Team members take turns walking on the track, keeping at least one team member on the track at any given time for the entire 24 hours. The Relay features family-friendly activities; including games, music, food, an inspiring opening lap celebrating cancer survivors and a moving luminaria service at dusk where candles are lit to remember those lost to cancer. The luminaria light up the night and give Relayers hope that a cure will be found.
I walk to celebrate the lives of my parents, sister-in-law and grandfather, to remember their strength and courage, and to fight back in hope that other families will not lose those they love to cancer.
For information on how to participate in this year's Relay For Life, contact Amanda Harris at the American Cancer Society at 925-933-2784, Option 3.
Voters need full fiscal disclosure of funds
As Tom Pavletic alluded to, a budget can be anything AUSD says it to be and almost always increases yearly. If local media would quit this incessant "shilling" for the AEA and provide the AUSD's financial history, the voters would be grateful. For the last seven years I'd love to know the actual dollars spent, broken out by salaries and benefits, number of teachers and classified employees and number of students.

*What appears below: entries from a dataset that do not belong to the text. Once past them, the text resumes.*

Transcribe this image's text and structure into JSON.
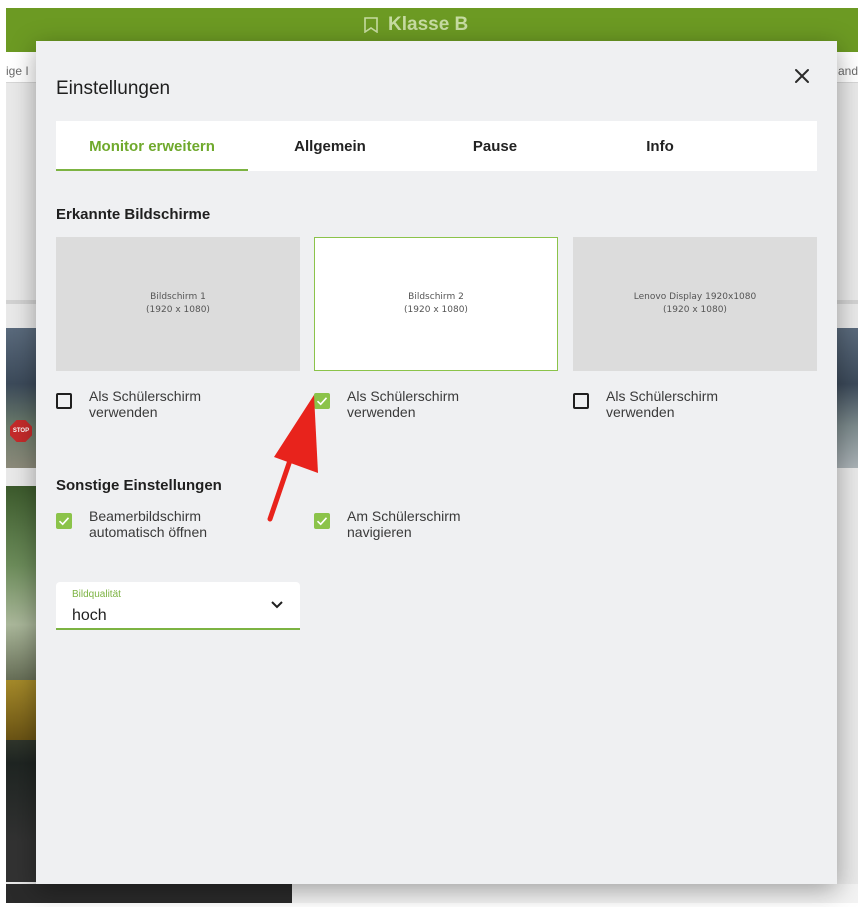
{
  "background": {
    "app_title": "Klasse B",
    "left_partial_text": "ige I",
    "right_partial_text": "and",
    "stop_sign_text": "STOP"
  },
  "dialog": {
    "title": "Einstellungen",
    "close_icon": "close-icon",
    "tabs": [
      {
        "label": "Monitor erweitern",
        "active": true
      },
      {
        "label": "Allgemein",
        "active": false
      },
      {
        "label": "Pause",
        "active": false
      },
      {
        "label": "Info",
        "active": false
      }
    ],
    "detected_screens_title": "Erkannte Bildschirme",
    "monitors": [
      {
        "name": "Bildschirm 1",
        "resolution": "(1920 x 1080)",
        "selected": false,
        "checkbox_line1": "Als Schülerschirm",
        "checkbox_line2": "verwenden",
        "checked": false
      },
      {
        "name": "Bildschirm 2",
        "resolution": "(1920 x 1080)",
        "selected": true,
        "checkbox_line1": "Als Schülerschirm",
        "checkbox_line2": "verwenden",
        "checked": true
      },
      {
        "name": "Lenovo Display 1920x1080",
        "resolution": "(1920 x 1080)",
        "selected": false,
        "checkbox_line1": "Als Schülerschirm",
        "checkbox_line2": "verwenden",
        "checked": false
      }
    ],
    "other_settings_title": "Sonstige Einstellungen",
    "other_settings": [
      {
        "line1": "Beamerbildschirm",
        "line2": "automatisch öffnen",
        "checked": true
      },
      {
        "line1": "Am Schülerschirm",
        "line2": "navigieren",
        "checked": true
      }
    ],
    "image_quality": {
      "label": "Bildqualität",
      "value": "hoch",
      "chevron_icon": "chevron-down-icon"
    }
  },
  "colors": {
    "accent": "#7cb342",
    "app_bar": "#6c9a23",
    "annotation_arrow": "#e8231c"
  }
}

Contrary to all the rhetoric "about the students," Measure H is really about teacher compensation, i.e., automatic step-rated salary increases, generous taxpayer-paid health and dental benefits (my contributions as a single are $300 monthly) and pensions more liberal than the average private employee.
Contrary to the Oakland and Berkeley school districts' focus on teacher layoffs, AUSD's campaign for passage of "H" has been the "grandstanding" of the highly visible cuts in sports, arts and music. As several writers have suggested, it is time for AUSD to stop targeting the homeowner (they know the majority of parents with children in school are renters) and consider a student fee. Piedmont Unified, in addition to significant parcel taxes, has a "voluntary" student fee that goes directly to the teachers' union and you had better contribute (there is a very high compliance rate).

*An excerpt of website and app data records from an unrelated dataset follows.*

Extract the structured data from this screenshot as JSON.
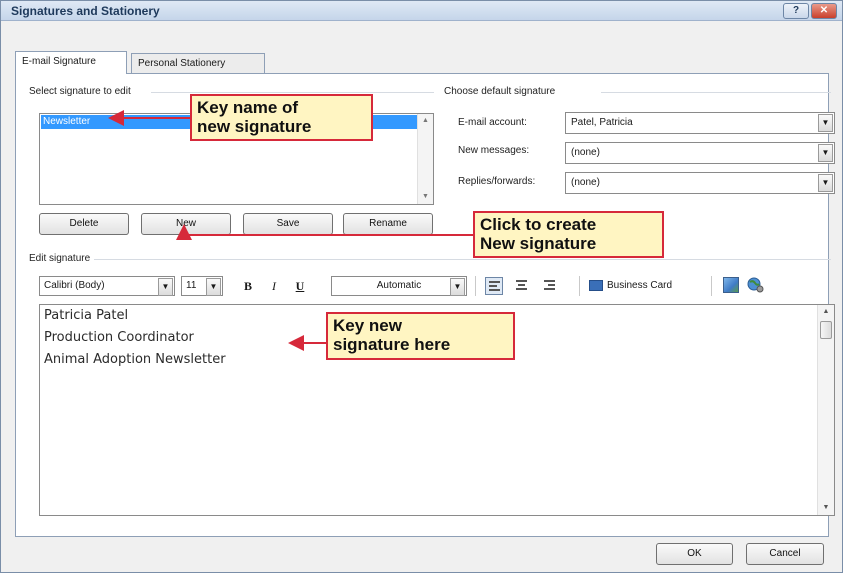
{
  "window": {
    "title": "Signatures and Stationery",
    "help_glyph": "?",
    "close_glyph": "✕"
  },
  "tabs": [
    {
      "label": "E-mail Signature",
      "active": true
    },
    {
      "label": "Personal Stationery",
      "active": false
    }
  ],
  "select_signature": {
    "group_label": "Select signature to edit",
    "items": [
      "Newsletter"
    ],
    "selected": "Newsletter",
    "buttons": {
      "delete": "Delete",
      "new": "New",
      "save": "Save",
      "rename": "Rename"
    }
  },
  "default_signature": {
    "group_label": "Choose default signature",
    "email_account": {
      "label": "E-mail account:",
      "value": "Patel, Patricia"
    },
    "new_messages": {
      "label": "New messages:",
      "value": "(none)"
    },
    "replies_forwards": {
      "label": "Replies/forwards:",
      "value": "(none)"
    }
  },
  "edit_signature": {
    "group_label": "Edit signature",
    "toolbar": {
      "font": "Calibri (Body)",
      "size": "11",
      "bold": "B",
      "italic": "I",
      "underline": "U",
      "color": "Automatic",
      "business_card": "Business Card"
    },
    "lines": [
      "Patricia Patel",
      "Production Coordinator",
      "Animal Adoption Newsletter"
    ]
  },
  "dialog_buttons": {
    "ok": "OK",
    "cancel": "Cancel"
  },
  "callouts": {
    "name": [
      "Key name of",
      "new signature"
    ],
    "create": [
      "Click to create",
      "New signature"
    ],
    "key": [
      "Key new",
      "signature here"
    ]
  },
  "colors": {
    "callout_border": "#d6293a",
    "callout_fill": "#fff5c2",
    "selection": "#3399ff"
  }
}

In addition to their ceaseless villainization of Schwarzenegger, the California Teachers' Association continues to harp on the ill-advised and handcuffing Proposition 98. (Can you imagine if every public entity which has their fingers in the state tax trough had as much clout as the CTA and passed similar measures — utter chaos.) In Sacramento right now there is legislation promoted by the CTA to remove the two-thirds voter protection in lieu of a simple majority note for school parcel taxes. Before committing to an additional $480 grab out of your wallet, be prepared with a "yes" vote on "H" for an endless onslaught on your property taxes. The sunset provisions are completely phony.